WHAT THE EXERCISE ASKS:
Copy each line of the entries below that contains the string "Ctrl".

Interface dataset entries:

Start of Block

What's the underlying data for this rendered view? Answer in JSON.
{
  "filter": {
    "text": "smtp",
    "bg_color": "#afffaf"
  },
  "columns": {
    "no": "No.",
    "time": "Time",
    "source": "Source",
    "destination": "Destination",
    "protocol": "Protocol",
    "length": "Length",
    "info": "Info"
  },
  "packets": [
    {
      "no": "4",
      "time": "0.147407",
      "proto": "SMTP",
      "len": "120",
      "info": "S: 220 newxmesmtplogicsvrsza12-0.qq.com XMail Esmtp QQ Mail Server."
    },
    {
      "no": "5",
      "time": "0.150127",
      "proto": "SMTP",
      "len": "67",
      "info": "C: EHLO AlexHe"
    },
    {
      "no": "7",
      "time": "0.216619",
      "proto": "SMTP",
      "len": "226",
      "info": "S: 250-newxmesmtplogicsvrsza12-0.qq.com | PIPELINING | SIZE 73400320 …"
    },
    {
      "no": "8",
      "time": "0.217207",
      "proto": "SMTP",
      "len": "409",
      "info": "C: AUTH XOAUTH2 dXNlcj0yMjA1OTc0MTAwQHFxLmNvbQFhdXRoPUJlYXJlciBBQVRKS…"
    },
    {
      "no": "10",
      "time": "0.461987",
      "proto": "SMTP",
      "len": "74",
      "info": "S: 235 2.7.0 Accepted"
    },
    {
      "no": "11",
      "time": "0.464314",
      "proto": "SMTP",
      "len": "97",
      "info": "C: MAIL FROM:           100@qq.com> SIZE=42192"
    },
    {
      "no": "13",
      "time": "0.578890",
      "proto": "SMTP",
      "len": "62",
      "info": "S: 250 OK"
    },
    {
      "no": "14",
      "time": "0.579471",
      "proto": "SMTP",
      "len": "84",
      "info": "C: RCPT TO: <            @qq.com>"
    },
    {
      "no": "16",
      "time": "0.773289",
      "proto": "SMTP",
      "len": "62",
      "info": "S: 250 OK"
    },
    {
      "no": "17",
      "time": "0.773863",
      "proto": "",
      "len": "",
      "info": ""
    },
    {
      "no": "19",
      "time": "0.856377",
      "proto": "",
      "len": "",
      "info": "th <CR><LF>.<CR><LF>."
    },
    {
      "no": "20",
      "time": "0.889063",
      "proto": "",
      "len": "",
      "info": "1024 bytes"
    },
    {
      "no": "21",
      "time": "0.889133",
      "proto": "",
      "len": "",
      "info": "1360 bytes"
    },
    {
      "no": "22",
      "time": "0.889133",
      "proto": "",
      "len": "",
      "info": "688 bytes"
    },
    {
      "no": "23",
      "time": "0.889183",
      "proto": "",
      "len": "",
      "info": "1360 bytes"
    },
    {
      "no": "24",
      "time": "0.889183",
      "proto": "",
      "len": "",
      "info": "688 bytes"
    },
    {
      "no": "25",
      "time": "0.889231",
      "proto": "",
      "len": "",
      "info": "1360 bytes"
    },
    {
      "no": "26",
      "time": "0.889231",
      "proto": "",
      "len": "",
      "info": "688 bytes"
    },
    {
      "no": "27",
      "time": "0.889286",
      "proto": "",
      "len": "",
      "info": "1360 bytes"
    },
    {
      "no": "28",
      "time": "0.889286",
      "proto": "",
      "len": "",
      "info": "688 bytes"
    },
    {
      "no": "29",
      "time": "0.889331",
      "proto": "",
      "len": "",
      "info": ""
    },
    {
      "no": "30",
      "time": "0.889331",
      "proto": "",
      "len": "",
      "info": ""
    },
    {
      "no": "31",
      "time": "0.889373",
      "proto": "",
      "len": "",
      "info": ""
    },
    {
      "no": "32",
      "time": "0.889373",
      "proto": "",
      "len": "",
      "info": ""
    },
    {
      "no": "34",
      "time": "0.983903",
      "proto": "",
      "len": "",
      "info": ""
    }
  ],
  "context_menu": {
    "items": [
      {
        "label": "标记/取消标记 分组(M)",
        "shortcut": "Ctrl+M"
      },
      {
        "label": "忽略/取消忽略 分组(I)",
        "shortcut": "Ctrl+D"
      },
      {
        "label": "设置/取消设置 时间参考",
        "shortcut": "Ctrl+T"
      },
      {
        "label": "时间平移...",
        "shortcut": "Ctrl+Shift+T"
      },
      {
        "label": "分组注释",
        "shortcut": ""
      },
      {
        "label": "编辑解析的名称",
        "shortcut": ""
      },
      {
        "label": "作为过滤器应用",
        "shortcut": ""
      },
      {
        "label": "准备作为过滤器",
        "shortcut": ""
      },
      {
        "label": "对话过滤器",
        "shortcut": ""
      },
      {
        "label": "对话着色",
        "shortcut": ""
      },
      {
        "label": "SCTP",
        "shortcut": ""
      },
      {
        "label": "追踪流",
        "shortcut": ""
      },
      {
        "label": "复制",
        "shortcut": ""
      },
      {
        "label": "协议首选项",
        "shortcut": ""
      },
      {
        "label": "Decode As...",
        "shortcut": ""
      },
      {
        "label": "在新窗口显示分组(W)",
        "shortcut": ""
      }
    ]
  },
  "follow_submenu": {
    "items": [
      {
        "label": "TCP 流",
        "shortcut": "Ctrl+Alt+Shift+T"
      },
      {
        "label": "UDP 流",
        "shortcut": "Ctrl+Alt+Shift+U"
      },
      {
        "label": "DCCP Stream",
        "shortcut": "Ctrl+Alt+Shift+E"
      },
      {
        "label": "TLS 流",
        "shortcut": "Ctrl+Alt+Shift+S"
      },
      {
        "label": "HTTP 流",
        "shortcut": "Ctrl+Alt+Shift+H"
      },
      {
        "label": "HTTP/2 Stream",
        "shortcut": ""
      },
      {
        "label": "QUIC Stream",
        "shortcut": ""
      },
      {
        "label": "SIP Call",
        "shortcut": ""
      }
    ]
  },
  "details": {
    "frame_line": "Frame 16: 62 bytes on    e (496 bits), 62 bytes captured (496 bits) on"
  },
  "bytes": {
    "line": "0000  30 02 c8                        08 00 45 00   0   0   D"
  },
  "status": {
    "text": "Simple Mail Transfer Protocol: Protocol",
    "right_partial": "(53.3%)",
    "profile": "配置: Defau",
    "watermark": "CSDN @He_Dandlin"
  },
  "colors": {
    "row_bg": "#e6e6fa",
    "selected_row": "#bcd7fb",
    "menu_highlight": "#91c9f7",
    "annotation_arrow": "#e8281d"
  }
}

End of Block

RESULT:
        "shortcut": "Ctrl+M"
        "shortcut": "Ctrl+D"
        "shortcut": "Ctrl+T"
        "shortcut": "Ctrl+Shift+T"
        "shortcut": "Ctrl+Alt+Shift+T"
        "shortcut": "Ctrl+Alt+Shift+U"
        "shortcut": "Ctrl+Alt+Shift+E"
        "shortcut": "Ctrl+Alt+Shift+S"
        "shortcut": "Ctrl+Alt+Shift+H"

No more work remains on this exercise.